Both styles are 35mm film cameras. The Fisheye comes with a hotshoe and a built-in flash. I have the option of taking multiple exposures and using a bulb setting. There is even a button to lock the shutter, which I find is very convenient on film cameras. How many times have you gotten a roll of film developed from a disposable camera to find that half the pictures were taken in your backpack? It is always to tempting to wind the dial or advance the film lever, even if you aren't sure when you'll take your next picture. If you can't tell, I'm pretty much in love with this camera at the moment.
The Oktomat is also great; I must admit, I don't use it as frequently, but only because it doesn't have the convenience of a flash. The Oktomat has a great effect though, it takes 8 pictures with one click of a button. From the moment you press the shutter, it begins rapidly taking photos; 8 shots are split between one piece of film in a matter of 2.5 seconds. I have already shot a few rolls of film with this camera, but I haven't had the time or money to get them developed. I will have eternal anger towards Temple University for shutting down the darkroom. Not only was it my place of employment, but I loved having access to such a rare commodity. I would rather spend an hour developing my own film than trust it to a machine at CVS, but I digress.
Now I skip around and play all day with my Fisheye and Oktomat taking a picture of anything I deem funky, cool, outrageous, memorable, noteworthy........ Even if I think something looks slightly plain, I'll snap a picture because I know it will develop into something unique and slightly transformed. Here are the first few shots I took with my beloved Fisheye. Thanks Jeff!

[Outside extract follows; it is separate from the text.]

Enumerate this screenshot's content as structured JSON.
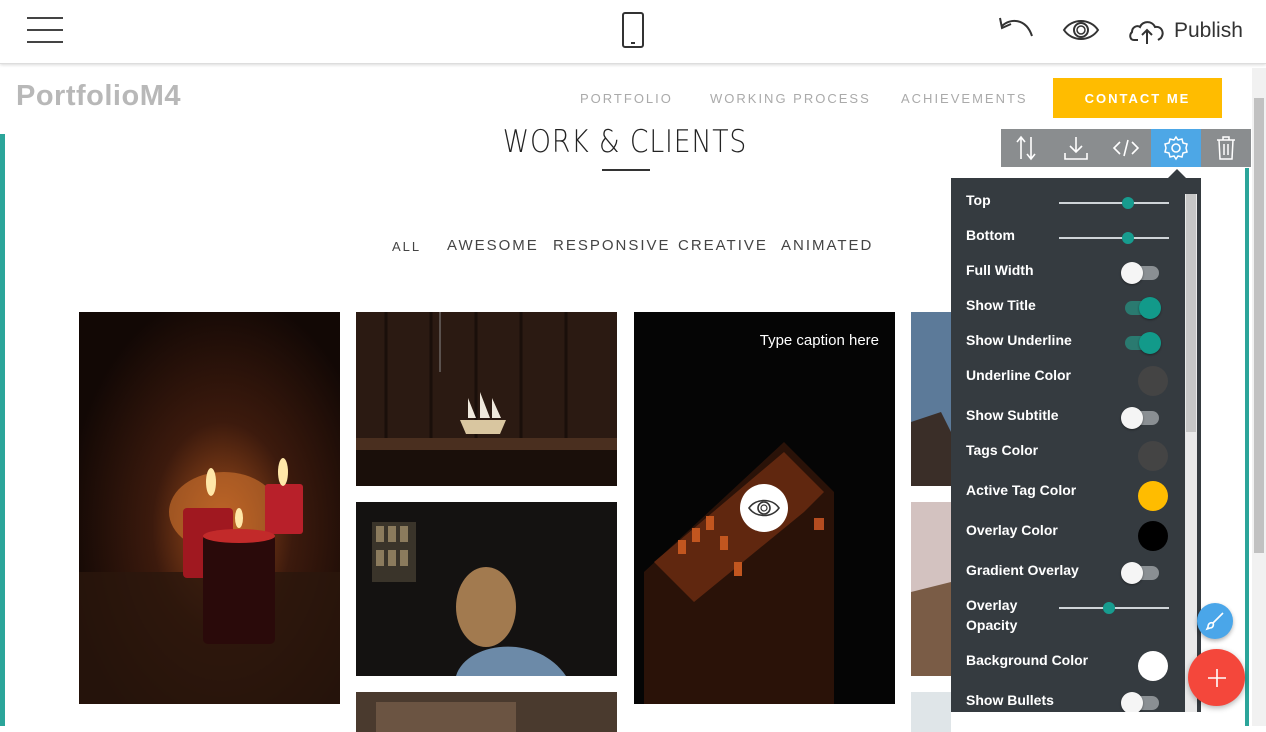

This is a multiple exposure of an enormous dog. If you look closely at the center of the frame her teeth are revealed; I think it is quite terrifying.